Legally speaking, however, the responsibility for faulty tags lies with the manufacturer, not the seller. Chen was not liable, and therefore could have sought recompense, in turn, from the factory that produced the substandard products.
Cases like Chen’s show that while fakes hunters are adept at ferreting out illegal products, removing them from the market, and claiming compensation, they do not always ensure that each case is justly handled. Consequently, in August last year, the Hangzhou Internet Court officially defined professional fakes hunters as “individuals, corporate entities, or other organizations that profit by knowingly purchasing fake goods and then seeking punitive damages from producers or sellers.”
To the Hangzhou Internet Court, the above clarification was necessary because the actions of fakes hunters make it unclear what constitutes a consumer purchase. Because hunters earn an income by purposely buying fake products, their motivation differs from genuine consumers, and they therefore should not be considered part of the same group.
In reality, however, vendors are often unaware of their legal liabilities. Also, if their stores are in shopping malls, the mall will often pressure them into accepting responsibility for selling subpar goods, in order to maintain their reputations as good places to shop.
In China, when the plaintiff files a suit in court, they must pay litigation costs. In addition to the costs associated with the trial itself, this money covers the transport, housing, and living expenses of the witnesses, experts, translators, and claims adjusters involved in the trial, as well as compensation for missed work. If the plaintiff wants to hire a lawyer, they must pay an additional exorbitant fee. Unlike many Western countries, these fees are paid by the plaintiff prior to the trial and not by the losing party after its conclusion.

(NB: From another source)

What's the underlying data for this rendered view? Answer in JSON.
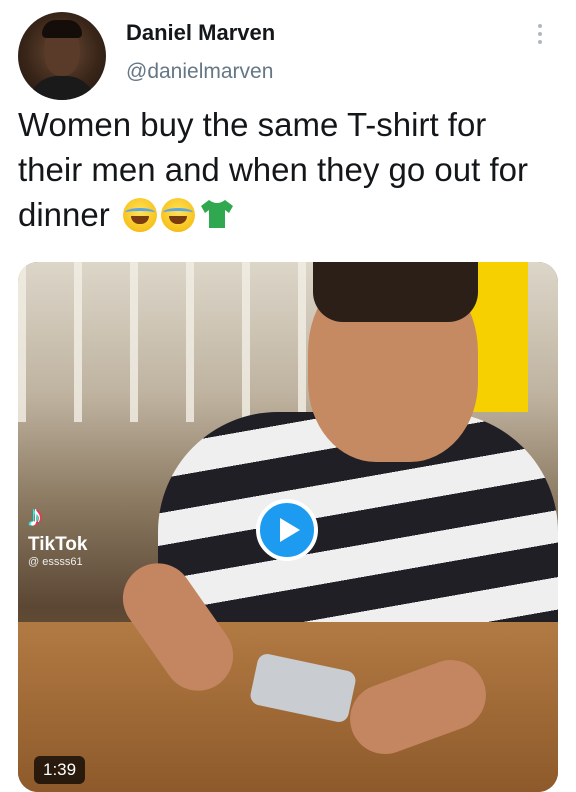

As a result, poor people are largely unable to file lawsuits or defend their legal rights. This is why Chen was the only one held liable in the abovementioned case: After paying the initial settlements, she could not afford to defend herself in court.

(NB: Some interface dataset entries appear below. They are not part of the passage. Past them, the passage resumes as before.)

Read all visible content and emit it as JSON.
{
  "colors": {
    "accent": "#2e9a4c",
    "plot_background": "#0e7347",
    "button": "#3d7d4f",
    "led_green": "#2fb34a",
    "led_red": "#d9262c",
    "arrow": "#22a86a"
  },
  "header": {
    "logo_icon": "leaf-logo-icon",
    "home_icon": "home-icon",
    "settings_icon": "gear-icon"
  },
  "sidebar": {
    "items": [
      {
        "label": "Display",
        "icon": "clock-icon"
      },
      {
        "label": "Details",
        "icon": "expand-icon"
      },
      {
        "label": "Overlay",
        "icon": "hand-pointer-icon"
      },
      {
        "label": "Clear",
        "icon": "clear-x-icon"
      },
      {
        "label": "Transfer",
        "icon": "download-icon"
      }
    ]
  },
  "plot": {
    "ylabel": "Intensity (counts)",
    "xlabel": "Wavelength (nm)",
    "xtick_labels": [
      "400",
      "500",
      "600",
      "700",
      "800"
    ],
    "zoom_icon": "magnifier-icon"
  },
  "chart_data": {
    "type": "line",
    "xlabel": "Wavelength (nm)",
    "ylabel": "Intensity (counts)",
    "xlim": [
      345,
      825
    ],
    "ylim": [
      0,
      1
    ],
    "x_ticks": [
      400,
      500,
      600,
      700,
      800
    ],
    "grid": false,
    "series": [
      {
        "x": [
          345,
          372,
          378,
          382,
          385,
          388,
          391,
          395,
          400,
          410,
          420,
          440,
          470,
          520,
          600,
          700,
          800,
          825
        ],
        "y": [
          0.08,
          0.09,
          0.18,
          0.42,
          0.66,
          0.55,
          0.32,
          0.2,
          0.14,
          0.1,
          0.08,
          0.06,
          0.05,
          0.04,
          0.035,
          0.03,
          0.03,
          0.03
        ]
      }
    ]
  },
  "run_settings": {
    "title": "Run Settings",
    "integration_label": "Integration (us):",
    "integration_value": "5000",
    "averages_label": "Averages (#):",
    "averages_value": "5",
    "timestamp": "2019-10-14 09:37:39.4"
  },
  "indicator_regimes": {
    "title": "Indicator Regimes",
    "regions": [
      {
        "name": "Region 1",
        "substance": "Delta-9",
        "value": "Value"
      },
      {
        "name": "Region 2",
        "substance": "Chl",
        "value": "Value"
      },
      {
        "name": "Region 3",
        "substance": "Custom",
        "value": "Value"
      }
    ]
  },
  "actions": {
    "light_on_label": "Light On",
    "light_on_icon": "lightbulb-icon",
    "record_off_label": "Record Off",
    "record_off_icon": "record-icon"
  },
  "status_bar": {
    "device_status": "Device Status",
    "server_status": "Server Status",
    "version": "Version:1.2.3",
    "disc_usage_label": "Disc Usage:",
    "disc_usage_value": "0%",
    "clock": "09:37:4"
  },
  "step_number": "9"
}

Professional fakes hunters are so good at extracting compensation because they possess the necessary legal expertise and experience to know the likelihood of success with each claim they make. Although litigation costs are high, the best hunters understand that they will probably win back much more money in the long run — even if, sometimes, the party compensating them is not legally responsible for the faulty products.
The Hangzhou Internet Court’s decision to deny professional fakes hunters the same legal status as consumers ostensibly arose from a desire to protect vulnerable small-business owners like Chen. But what the court failed to realize was that fakes hunters are not the main reason Chen and her peers so frequently have their rights and interests infringed upon. Rather, it is the excessive costs associated with legal proceedings.
If the court’s legal reasoning gains widespread acceptance, it will be the end of professional fakes hunters. More worryingly, society will lose a valuable force capable of holding manufacturers and businesses to account. In the long term, a law that intended to protect consumers will be rendered worthless, and the market for counterfeit and inferior products will flourish once again.
Translator: Kilian O’Donnell; editors: Lu Hongyong and Matthew Walsh.
(Header image: A policeman checks counterfeit watches in Guangzhou, Guangdong province, April 23, 2013. VCG)